This is a powerful, tense, and dark fantasy in which Ayanda, a young woman whose father works for the local crime lord, finds herself put in an impossible situation by the crime lord’s son and chooses to defend herself even though that action means she must pay great price, both physically and spiritually but still, finds a kind of hope somehow, with the support of ancient spirits. I completely enjoyed the world building and the character here. Highly Recommended.
- “Black and Gold” by Mame Bougouma Diene (Senegal/France/USA), Dark Moons Rising on a Starless Night
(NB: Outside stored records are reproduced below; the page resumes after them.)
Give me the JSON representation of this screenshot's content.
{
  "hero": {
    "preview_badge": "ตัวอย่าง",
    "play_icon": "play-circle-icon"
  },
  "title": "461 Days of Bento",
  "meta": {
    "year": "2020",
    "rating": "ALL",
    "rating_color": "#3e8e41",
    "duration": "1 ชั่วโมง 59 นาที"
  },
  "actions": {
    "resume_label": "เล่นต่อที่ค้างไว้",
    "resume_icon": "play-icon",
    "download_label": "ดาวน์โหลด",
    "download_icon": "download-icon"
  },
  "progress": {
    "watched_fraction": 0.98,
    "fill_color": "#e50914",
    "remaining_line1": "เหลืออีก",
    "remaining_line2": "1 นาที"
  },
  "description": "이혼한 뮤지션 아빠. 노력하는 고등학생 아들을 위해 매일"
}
Diene’s collection is a curious thing. I like the first story “Fistulas”, which I first came across and edited three years ago for the Lights Out: Resurrection anthology. I thought it was a good story, even if it was a bit structurally weak then and I am glad to see it leaner and improved in this version, even if the themes are still a bit muddled. The second story “The Whores, The Dealer and The Diamond”, was confusing and hard to read and perhaps was aiming to do something I just couldn’t see. But the final two stories, “Popobawa” and “Black and Gold” are both excellent, using multiple character perspectives, shifting in time, and using dream sequences to create truly unsettling stories. It was hard to choose between these two but “Black and Gold”, about a bizarre sort of revolutionary movement in Senegal, whose leader, Leuk Daour Mbaye, is possessed by the spirit of a white horse, just edges out for me personally. Mbaye uses his powers to isolate Senegal from the world, control his followers, destroy foreign oil rigs, end corruption, and more. The story comments on the deep links between the past, present and future and how well-meaning revolutions can easily be co-opted into something worse, much worse. I really recommend it (and “Popobawa” too).
- “Memento Mori” by Tiah Marie Beautement (South Africa), Omenana
Who would have thought that a story about a friendship between a boss and an employee could be so tender, especially one where the boss is the personification of Death and the employee is a woman with a disability (hypermotility of the joints caused by Ehlers-Danlos Syndrome). In the story, she works primarily in water, searching out souls that have become detached from their bodies and now float in water, even though they aren’t yet dead. By so doing, she helps them find a kind of peace. The best part of the story is the intimate relationship she has with Death, who cares for her, respects her but doesn’t condescend and isn’t cold to her. While she in turn, helps him independently and skillfully despite the pain. There is just so much kindness and tenderness in the story that its almost impossible not to be moved by it.
- “The Luminal Frontier” by Biram Mboob (Gambia/UK), AfroSFv3
While I do have a story of my own in AfroSfv3, there are so many other great stories as well and I have many personal favorites but if I was forced to pick one as the favorite, I’d take Biram Mboob’s ambitious and lovely story, “The Luminal Frontier”.
This is a great, imaginative science fiction story that begins with an interstellar shipping crime and circles all the way back to a choice on that ship touching on multiple selves, artificial intelligence, and time travel. I also think it works on some level as a metaphor for history and the writing is lovely. Highly Recommended.
- “Brand New Ways (To Lose You Over And Over And Over Again)” by Blaize Kaye (South Africa), Omenana
Blaize Kaye is a man after my own heart. He consistently writes the kind of science fiction I particularly enjoy with far more heart than I could. This story is another amazingly crafted example. It’s a story of love and loss filtered through a science fiction lens that just as much a bullet to the heart as his earlier 2016 effort “Ndakusawa”. In this story, a couple, one of whom has a terminal illness have chosen to give up their bodies and have their consciousnesses uploaded to virtual space, where they have to work to cover the cost of the upload procedure, but where, at least, they can still be together. But once uploaded, they find themselves facing another kind of problem in virtual space with which they try and try again to cope. Clever and Powerful. Highly Recommended.
So… those were my favorites (and likely nominees for the Nommos).
What were yours? Any great African SFF stories you’d recommend?